(EXTRACTED RECORDS begins)

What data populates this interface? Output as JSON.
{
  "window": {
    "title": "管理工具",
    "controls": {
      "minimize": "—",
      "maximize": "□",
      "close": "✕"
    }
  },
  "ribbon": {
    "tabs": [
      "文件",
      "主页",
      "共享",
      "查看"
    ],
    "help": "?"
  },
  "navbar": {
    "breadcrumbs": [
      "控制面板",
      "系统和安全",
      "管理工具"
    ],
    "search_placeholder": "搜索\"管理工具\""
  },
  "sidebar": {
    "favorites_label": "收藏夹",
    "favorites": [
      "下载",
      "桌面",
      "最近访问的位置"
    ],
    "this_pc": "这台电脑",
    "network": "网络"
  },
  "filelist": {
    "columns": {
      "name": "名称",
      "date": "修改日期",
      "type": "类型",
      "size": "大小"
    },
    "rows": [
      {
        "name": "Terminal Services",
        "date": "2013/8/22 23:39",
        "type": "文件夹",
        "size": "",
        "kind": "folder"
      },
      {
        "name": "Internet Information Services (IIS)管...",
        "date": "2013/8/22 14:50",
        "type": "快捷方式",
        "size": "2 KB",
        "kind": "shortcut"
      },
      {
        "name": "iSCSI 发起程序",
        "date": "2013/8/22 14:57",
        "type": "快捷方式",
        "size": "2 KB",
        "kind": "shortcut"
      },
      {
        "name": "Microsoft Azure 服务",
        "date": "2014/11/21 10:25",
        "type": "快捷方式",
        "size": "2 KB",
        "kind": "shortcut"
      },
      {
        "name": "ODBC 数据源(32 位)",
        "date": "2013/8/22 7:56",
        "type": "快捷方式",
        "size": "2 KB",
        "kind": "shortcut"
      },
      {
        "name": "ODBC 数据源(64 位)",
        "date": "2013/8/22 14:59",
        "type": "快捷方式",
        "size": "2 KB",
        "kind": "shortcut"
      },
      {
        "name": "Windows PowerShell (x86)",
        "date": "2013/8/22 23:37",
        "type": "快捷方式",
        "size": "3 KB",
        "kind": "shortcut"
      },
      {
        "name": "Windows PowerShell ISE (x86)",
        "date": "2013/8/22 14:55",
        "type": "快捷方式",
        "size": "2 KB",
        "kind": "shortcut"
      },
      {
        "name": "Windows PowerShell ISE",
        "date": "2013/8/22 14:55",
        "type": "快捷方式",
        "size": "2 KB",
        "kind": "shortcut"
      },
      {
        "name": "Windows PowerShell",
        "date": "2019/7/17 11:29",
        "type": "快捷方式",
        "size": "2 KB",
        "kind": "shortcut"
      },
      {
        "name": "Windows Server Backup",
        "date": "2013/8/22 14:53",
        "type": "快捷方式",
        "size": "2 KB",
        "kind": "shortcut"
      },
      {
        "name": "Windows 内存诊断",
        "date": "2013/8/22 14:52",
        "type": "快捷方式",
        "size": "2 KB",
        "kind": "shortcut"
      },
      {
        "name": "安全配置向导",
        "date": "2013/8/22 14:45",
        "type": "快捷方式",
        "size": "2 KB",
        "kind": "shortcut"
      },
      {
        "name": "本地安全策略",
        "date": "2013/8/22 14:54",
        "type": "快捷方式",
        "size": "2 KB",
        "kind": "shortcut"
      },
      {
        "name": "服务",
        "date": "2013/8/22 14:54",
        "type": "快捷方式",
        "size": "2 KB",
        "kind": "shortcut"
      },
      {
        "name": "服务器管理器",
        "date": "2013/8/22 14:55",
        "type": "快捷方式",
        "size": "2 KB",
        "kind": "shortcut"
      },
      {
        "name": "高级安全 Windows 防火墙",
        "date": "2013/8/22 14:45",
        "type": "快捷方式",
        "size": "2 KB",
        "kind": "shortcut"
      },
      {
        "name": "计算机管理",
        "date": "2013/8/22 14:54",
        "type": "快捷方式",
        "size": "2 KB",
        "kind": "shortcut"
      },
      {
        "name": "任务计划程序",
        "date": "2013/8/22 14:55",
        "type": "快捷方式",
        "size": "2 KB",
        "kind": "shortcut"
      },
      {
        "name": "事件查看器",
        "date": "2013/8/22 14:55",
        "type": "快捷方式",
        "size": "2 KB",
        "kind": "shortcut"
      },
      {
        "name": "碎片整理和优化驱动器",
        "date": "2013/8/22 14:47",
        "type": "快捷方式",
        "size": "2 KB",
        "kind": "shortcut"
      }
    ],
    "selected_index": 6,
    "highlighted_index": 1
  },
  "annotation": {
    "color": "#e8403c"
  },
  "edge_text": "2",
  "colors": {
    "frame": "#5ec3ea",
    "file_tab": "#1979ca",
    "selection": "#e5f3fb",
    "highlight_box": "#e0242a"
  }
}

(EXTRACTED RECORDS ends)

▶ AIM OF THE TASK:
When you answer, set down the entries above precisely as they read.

▶ YOUR RESPONSE:
What data populates this interface? Output as JSON.
{
  "window": {
    "title": "管理工具",
    "controls": {
      "minimize": "—",
      "maximize": "□",
      "close": "✕"
    }
  },
  "ribbon": {
    "tabs": [
      "文件",
      "主页",
      "共享",
      "查看"
    ],
    "help": "?"
  },
  "navbar": {
    "breadcrumbs": [
      "控制面板",
      "系统和安全",
      "管理工具"
    ],
    "search_placeholder": "搜索\"管理工具\""
  },
  "sidebar": {
    "favorites_label": "收藏夹",
    "favorites": [
      "下载",
      "桌面",
      "最近访问的位置"
    ],
    "this_pc": "这台电脑",
    "network": "网络"
  },
  "filelist": {
    "columns": {
      "name": "名称",
      "date": "修改日期",
      "type": "类型",
      "size": "大小"
    },
    "rows": [
      {
        "name": "Terminal Services",
        "date": "2013/8/22 23:39",
        "type": "文件夹",
        "size": "",
        "kind": "folder"
      },
      {
        "name": "Internet Information Services (IIS)管...",
        "date": "2013/8/22 14:50",
        "type": "快捷方式",
        "size": "2 KB",
        "kind": "shortcut"
      },
      {
        "name": "iSCSI 发起程序",
        "date": "2013/8/22 14:57",
        "type": "快捷方式",
        "size": "2 KB",
        "kind": "shortcut"
      },
      {
        "name": "Microsoft Azure 服务",
        "date": "2014/11/21 10:25",
        "type": "快捷方式",
        "size": "2 KB",
        "kind": "shortcut"
      },
      {
        "name": "ODBC 数据源(32 位)",
        "date": "2013/8/22 7:56",
        "type": "快捷方式",
        "size": "2 KB",
        "kind": "shortcut"
      },
      {
        "name": "ODBC 数据源(64 位)",
        "date": "2013/8/22 14:59",
        "type": "快捷方式",
        "size": "2 KB",
        "kind": "shortcut"
      },
      {
        "name": "Windows PowerShell (x86)",
        "date": "2013/8/22 23:37",
        "type": "快捷方式",
        "size": "3 KB",
        "kind": "shortcut"
      },
      {
        "name": "Windows PowerShell ISE (x86)",
        "date": "2013/8/22 14:55",
        "type": "快捷方式",
        "size": "2 KB",
        "kind": "shortcut"
      },
      {
        "name": "Windows PowerShell ISE",
        "date": "2013/8/22 14:55",
        "type": "快捷方式",
        "size": "2 KB",
        "kind": "shortcut"
      },
      {
        "name": "Windows PowerShell",
        "date": "2019/7/17 11:29",
        "type": "快捷方式",
        "size": "2 KB",
        "kind": "shortcut"
      },
      {
        "name": "Windows Server Backup",
        "date": "2013/8/22 14:53",
        "type": "快捷方式",
        "size": "2 KB",
        "kind": "shortcut"
      },
      {
        "name": "Windows 内存诊断",
        "date": "2013/8/22 14:52",
        "type": "快捷方式",
        "size": "2 KB",
        "kind": "shortcut"
      },
      {
        "name": "安全配置向导",
        "date": "2013/8/22 14:45",
        "type": "快捷方式",
        "size": "2 KB",
        "kind": "shortcut"
      },
      {
        "name": "本地安全策略",
        "date": "2013/8/22 14:54",
        "type": "快捷方式",
        "size": "2 KB",
        "kind": "shortcut"
      },
      {
        "name": "服务",
        "date": "2013/8/22 14:54",
        "type": "快捷方式",
        "size": "2 KB",
        "kind": "shortcut"
      },
      {
        "name": "服务器管理器",
        "date": "2013/8/22 14:55",
        "type": "快捷方式",
        "size": "2 KB",
        "kind": "shortcut"
      },
      {
        "name": "高级安全 Windows 防火墙",
        "date": "2013/8/22 14:45",
        "type": "快捷方式",
        "size": "2 KB",
        "kind": "shortcut"
      },
      {
        "name": "计算机管理",
        "date": "2013/8/22 14:54",
        "type": "快捷方式",
        "size": "2 KB",
        "kind": "shortcut"
      },
      {
        "name": "任务计划程序",
        "date": "2013/8/22 14:55",
        "type": "快捷方式",
        "size": "2 KB",
        "kind": "shortcut"
      },
      {
        "name": "事件查看器",
        "date": "2013/8/22 14:55",
        "type": "快捷方式",
        "size": "2 KB",
        "kind": "shortcut"
      },
      {
        "name": "碎片整理和优化驱动器",
        "date": "2013/8/22 14:47",
        "type": "快捷方式",
        "size": "2 KB",
        "kind": "shortcut"
      }
    ],
    "selected_index": 6,
    "highlighted_index": 1
  },
  "annotation": {
    "color": "#e8403c"
  },
  "edge_text": "2",
  "colors": {
    "frame": "#5ec3ea",
    "file_tab": "#1979ca",
    "selection": "#e5f3fb",
    "highlight_box": "#e0242a"
  }
}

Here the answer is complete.